    – Hans
    Oct 5, 2019 at 0:18
  • $\begingroup$ @Hans : Convergence in probability is enough for dominated convergence; see e.g. math.stackexchange.com/questions/751647/… $\endgroup$ Oct 6, 2019 at 0:25
  • $\begingroup$ +1 and accepted. Bravo! Do I learn a lot every time I read your answer or not? :-) Thank you, Iosif! Three questions. 1) Do you not like my small edit with regard to $|f|<1$, as it was rejected? Did you or someone else reject it? 2) Would you please be so kind as to add the reference and link to the theorem you provided in the above comment to the answer for posterity? 3) Would you please be so kind as to add an explicit line of the rationale for introducing $A_n$ also for posterity? $\endgroup$
    – Hans
    Oct 6, 2019 at 22:27
  • $\begingroup$ @Hans : 1) I did not see or reject your edit concerning $|f|\le1$, and I have now added this detail. 2) I have added the reference to dominated convergence. 3) I have added an explanation for how $A_n$ was defined. $\endgroup$ Oct 7, 2019 at 0:17

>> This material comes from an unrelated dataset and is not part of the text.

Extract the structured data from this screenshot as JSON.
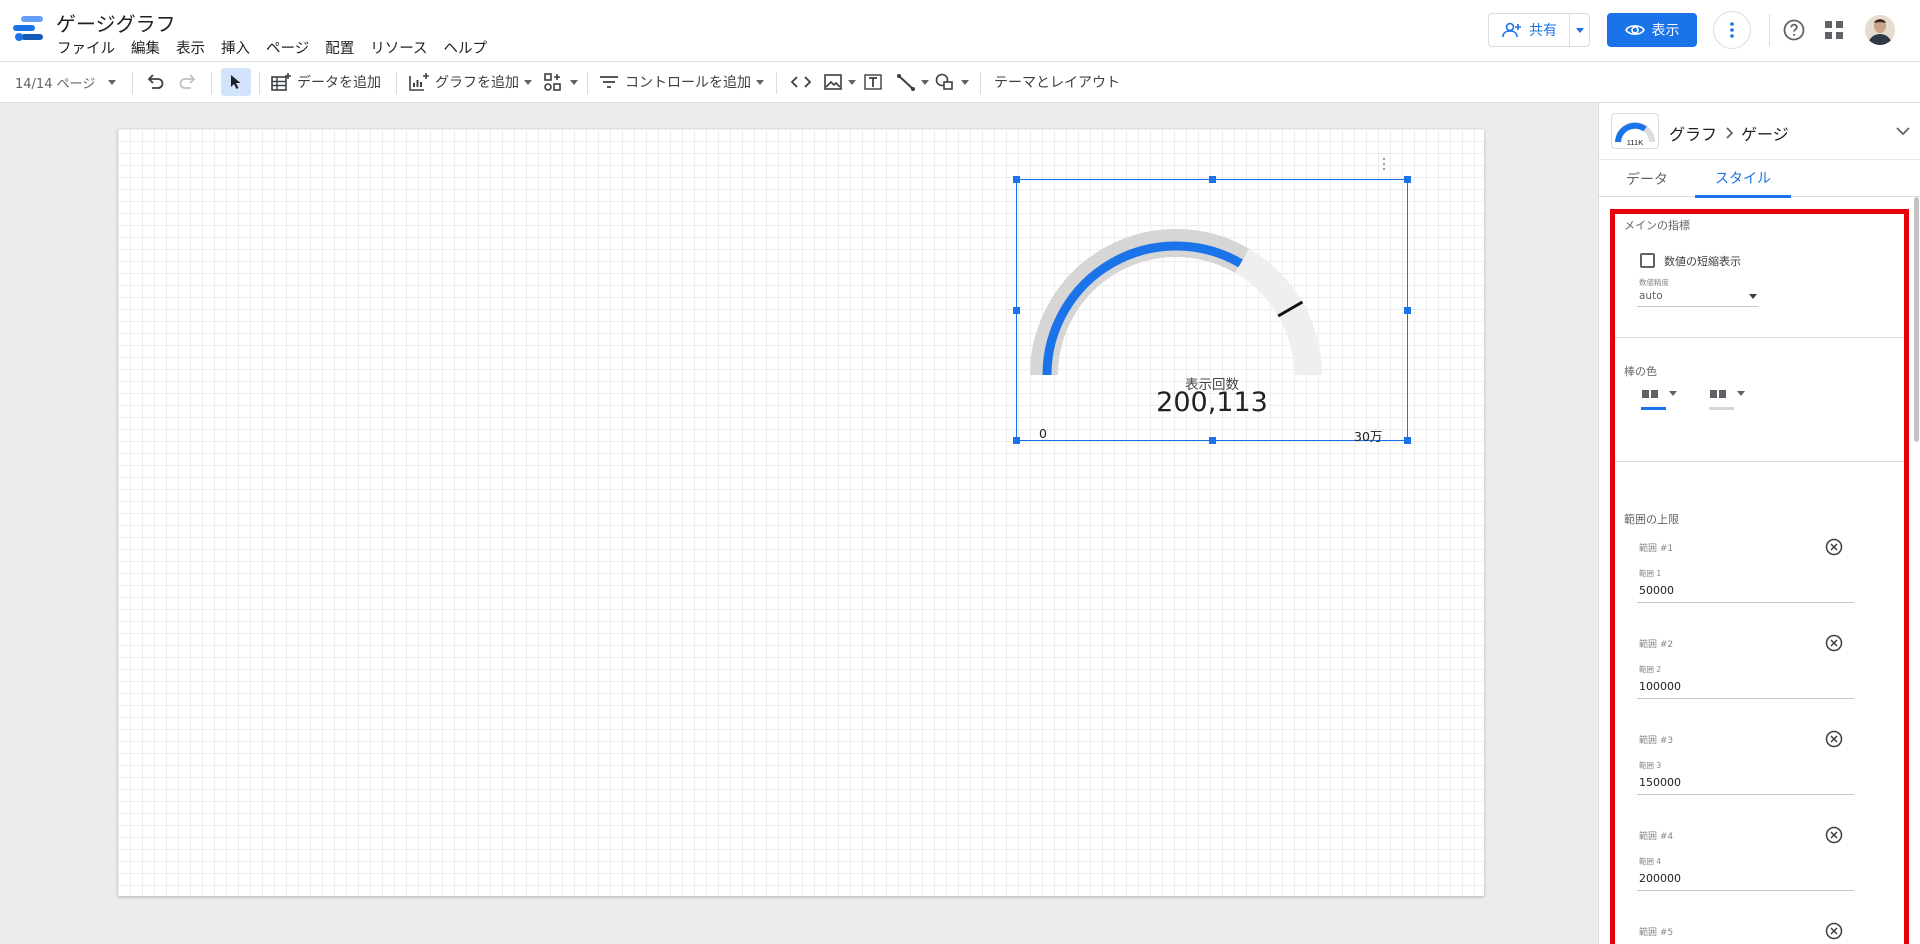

Your Answer

By clicking “Post Your Answer”, you agree to our terms of service and acknowledge you have read our privacy policy.

Not the answer you're looking for? Browse other questions tagged or ask your own question.